wolves. There were, he said, schemes bandied about among his colleagues to someday
reintroduce them to the Irish forestsno time soon, but perhaps in a few decades when
there was more room for them in the West. They would come, of course, from Scandinavia,
where the genotype would be most like that of Irish wolves. And we both fell silent,
thinking about the forests of the future, real forests again with the wildest things at
large in them.
Rebecca Solnit's Book of Migrations: Some Passages in Ireland will be published in
April by Verso.
Several Irish companies provide walking tours; contact the Irish Tourist Board, (800) 223-6470. If you prefer to plan your own trip, search out Brendan Lehane's Wild Ireland (Sierra
Club Books, 1995). Full of natural and cultural history, it is also a practical guide to
exploring Ireland's wilder corners.
Ireland's leading environmental organization is called An Taisce, The National Trust
for Ireland.
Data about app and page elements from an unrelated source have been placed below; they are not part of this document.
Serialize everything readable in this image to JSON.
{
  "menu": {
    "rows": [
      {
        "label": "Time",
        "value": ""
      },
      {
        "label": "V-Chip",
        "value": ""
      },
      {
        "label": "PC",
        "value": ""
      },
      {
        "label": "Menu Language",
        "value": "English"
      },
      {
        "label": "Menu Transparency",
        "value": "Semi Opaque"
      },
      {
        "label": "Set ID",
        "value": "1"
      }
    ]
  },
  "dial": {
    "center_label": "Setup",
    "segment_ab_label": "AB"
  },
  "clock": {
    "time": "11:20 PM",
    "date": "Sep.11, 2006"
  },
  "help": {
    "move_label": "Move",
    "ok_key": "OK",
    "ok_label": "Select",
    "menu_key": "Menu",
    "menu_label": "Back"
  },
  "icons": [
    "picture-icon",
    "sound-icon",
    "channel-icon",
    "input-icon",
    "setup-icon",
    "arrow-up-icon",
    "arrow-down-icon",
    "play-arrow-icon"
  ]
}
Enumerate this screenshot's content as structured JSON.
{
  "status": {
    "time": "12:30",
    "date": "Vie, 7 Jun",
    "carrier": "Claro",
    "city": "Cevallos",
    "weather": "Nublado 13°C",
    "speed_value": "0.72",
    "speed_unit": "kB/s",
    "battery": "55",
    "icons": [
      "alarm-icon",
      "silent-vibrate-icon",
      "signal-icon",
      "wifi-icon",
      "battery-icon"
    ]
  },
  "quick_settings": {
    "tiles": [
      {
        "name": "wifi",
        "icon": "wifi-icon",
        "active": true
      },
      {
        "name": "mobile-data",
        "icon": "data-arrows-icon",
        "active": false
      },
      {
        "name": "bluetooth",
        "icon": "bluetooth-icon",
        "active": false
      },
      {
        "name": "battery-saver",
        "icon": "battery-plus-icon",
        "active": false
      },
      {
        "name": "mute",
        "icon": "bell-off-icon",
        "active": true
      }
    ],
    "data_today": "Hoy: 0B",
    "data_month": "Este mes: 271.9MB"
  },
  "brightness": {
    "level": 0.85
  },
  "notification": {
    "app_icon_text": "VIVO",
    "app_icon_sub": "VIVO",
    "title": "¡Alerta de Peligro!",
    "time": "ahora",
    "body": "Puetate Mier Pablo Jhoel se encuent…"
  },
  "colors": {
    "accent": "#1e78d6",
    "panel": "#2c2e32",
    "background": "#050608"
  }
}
Its work includes familiar environmental issues, as well as historic
preservation, urban planning, and publishing a magazine called Living Trust. For more
information, write to An Taisce at Tailors Hall Back Lane, Dublin 8, Ireland.
The Irish Department of the Environment publishes informative leaflets on specific
themes (e.g., "The Bogs and Our Past Beneath Them") through ENFO, its
Environmental Information Service. Write 17 St. Andrew St., Dublin 2, Ireland.